Foundation Calls for Swift Justice in Hate Crime against Hindu Man in NY Subway

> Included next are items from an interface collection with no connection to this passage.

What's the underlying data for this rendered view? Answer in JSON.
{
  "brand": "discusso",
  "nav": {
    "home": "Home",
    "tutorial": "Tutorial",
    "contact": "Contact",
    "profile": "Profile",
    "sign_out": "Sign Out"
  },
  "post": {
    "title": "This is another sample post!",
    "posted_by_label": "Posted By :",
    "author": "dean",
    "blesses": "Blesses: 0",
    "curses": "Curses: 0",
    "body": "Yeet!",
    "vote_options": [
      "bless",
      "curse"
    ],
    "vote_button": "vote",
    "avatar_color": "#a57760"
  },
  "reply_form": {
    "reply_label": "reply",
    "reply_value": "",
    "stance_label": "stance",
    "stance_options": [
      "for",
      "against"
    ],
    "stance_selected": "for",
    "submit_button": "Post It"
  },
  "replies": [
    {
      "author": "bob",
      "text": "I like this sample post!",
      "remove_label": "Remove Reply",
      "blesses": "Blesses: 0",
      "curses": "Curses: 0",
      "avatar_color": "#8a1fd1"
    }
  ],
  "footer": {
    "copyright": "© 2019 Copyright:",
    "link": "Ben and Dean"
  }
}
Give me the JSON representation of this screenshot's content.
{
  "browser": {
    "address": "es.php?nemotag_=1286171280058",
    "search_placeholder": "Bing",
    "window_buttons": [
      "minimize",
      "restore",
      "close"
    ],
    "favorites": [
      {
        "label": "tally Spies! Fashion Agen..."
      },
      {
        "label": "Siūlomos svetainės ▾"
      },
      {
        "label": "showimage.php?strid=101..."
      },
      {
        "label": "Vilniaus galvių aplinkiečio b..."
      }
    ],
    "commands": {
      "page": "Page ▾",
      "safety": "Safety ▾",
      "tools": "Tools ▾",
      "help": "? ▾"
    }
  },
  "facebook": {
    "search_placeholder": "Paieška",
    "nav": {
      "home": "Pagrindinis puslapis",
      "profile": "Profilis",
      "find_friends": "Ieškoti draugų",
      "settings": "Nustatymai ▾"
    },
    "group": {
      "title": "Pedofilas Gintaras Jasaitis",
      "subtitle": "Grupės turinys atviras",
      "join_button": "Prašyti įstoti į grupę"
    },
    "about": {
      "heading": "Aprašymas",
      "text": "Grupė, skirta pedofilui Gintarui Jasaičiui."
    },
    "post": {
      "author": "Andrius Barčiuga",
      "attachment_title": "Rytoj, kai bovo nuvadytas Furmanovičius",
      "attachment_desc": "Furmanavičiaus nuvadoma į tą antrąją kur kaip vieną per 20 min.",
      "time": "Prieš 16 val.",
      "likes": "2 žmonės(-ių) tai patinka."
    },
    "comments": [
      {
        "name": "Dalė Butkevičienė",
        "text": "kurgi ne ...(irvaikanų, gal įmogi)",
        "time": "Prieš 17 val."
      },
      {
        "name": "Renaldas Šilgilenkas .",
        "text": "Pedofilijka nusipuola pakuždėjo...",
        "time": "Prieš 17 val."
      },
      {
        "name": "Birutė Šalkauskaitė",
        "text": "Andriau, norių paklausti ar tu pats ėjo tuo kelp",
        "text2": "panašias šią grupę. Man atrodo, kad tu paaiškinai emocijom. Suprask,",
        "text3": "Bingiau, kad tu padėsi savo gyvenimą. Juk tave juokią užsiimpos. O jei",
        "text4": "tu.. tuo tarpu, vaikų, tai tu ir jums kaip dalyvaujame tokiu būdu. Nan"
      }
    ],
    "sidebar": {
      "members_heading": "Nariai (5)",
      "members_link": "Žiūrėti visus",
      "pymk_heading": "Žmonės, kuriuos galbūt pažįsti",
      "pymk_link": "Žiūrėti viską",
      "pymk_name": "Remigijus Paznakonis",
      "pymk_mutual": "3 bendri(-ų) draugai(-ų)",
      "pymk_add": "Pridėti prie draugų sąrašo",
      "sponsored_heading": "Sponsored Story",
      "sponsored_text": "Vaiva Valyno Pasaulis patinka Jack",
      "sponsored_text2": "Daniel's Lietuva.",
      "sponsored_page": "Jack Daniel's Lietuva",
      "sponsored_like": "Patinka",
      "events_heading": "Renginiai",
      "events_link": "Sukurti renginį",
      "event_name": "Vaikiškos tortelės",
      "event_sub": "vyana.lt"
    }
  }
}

Washington, D.C. (December 30, 2012) - Hindu Americans reacted with shock and sorrow at the death of Sunando Sen, a 46-year-old Hindu man from India, who was pushed in front of an oncoming subway train in Queens, New York last week. Sen, described as gentle and respectful by one of his roommates, had recently opened up a copying business, after years of saving money.
 
Police have arrested 31-year-old Erika Menendez in connection with the case, and charged her with second-degree murder as a hate crime.
 
The defendant reportedly targeted Sen out of hatred for Hindus and Muslims and told police: "I pushed a Muslim off the train tracks because I hate Hindus and Muslims ever since 2001 when they put down the twin towers I've been beating them up." Menendez, apparently, was ignorant about the identity of the victim, the difference between the Hindu and Muslim religions, and the events surrounding 9/11.
 
"Such a violent and hateful attack on any individual, especially because of religious hatred is completely unconscionable in any society" said Suhag Shukla, Esq., Executive Director and Legal Counsel for the Hindu American Foundation (HAF). "While we are encouraged by the arrest of Menendez and the Queens district attorney charging her with a hate crime, we are closely monitoring the situation to ensure that justice is swiftly dispensed in this case."
 
Although not frequently reported, this incident is not an isolated event, said Shukla. This is part of an unfortunate history of bias and hate crimes against Hindu Americans -- the high profile 1980s case of a gang calling itself the "Dot Busters" which openly attacked Hindu Americans in New Jersey being a prime example.
 
Sen's death has also refocused attention on efforts by HAF, and several other religious liberty and faith-based advocacy groups, to urge the FBI to add three new anti-religious bias hate crime categories: (1) anti-Hindu, (2) anti-Sikh, and (3) anti-Arab.
 
Just two weeks ago, HAF formally submitted comments to the FBI's Criminal Justice Information Services Advisory Policy Board, specifically focusing on the importance of creating an anti-Hindu hate crime category and its significance for tracking hate crimes against Hindu American institutions and individuals. And in the wake of the massacre at the Sikh gurudwara in Wisconsin, the Foundation submitted written on the record testimony to a Senate Judiciary Subcommittee Hearing spearheaded by Senator Dick Durbin (D-IL).
 
"The horrifying attack on Sunando Sen only further underscores the urgent need for the FBI to separately collect data on anti-Hindu hate crimes," said Samir Kalra, Esq., HAF's Director and Senior Fellow for Human Rights. "This step is critical for both the protection of Hindu Americans and the ability of law enforcement to effectively track and confront such crimes."